BLOOD ALCOHOL IN AUTOMOBILE DRIVERS: MEASUREMENT AND INTERPRETATION FOR MEDICOLEGAL PURPOSES. I. EFFECT OF TIME INTERNAL BETWEEN INCIDENT AND SAMPLE ACQUISITION

The blood alcohol concentrations (BAC) were estimated by Breathalyzer at various intervals after drinking in 18 drivers, who estimated the time of their last drink; in 16 subjects who drank various alcoholic beverages; and in 11 subjects who drank various alcoholic beverages and then drove a car through an obstacle course.

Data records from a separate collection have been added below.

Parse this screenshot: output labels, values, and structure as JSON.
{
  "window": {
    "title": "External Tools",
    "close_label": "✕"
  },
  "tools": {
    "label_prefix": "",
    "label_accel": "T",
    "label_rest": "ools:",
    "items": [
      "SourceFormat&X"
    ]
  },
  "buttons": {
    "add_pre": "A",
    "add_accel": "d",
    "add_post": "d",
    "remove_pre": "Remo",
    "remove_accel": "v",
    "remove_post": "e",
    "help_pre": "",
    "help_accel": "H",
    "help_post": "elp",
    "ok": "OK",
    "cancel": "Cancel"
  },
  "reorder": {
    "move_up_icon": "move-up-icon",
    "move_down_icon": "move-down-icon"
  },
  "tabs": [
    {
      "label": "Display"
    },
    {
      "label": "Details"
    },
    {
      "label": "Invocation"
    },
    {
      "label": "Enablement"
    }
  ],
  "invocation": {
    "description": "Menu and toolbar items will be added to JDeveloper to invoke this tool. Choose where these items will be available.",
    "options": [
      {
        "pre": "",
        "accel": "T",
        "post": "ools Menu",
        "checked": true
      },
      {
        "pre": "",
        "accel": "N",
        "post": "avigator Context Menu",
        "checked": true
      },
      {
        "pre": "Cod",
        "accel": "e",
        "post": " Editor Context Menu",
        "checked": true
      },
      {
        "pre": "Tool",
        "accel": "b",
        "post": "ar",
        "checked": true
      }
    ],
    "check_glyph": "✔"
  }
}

The ranges of Breathalyzer readings for the 3 groups were 0.08-0.20%, 0.06-0.13%, and 0.09-0.20%. Analysis of all the readings and comparison with expected values (calculated by using the known metabolic rate of alcohol) indicated that, when BACs of 0.06 to 0.20% have been reached by the time the test is made, and if the Breathalyzer reading is determined within 2 hr following a driving incident, the BAC is not practically different from what it was at the time of the incident because the rate of change during a 2-hr interval is less than the analytical error of the test procedure. The medicolegal implications are discussed.

  • Corporate Authors:

    Rutgers University, New Brunswick

    Center of Alcohol Studies
    New Brunswick, NJ  United States  08903
  • Authors:
    • Loomis, T A
  • Publication Date: 1974-6

Media Info

Subject/Index Terms

Filing Info

  • Accession Number: 00080596
  • Record Type: Publication
  • Source Agency: National Safety Council Safety Research Info Serv
  • Files: TRIS
  • Created Date: Mar 6 1975 12:00AM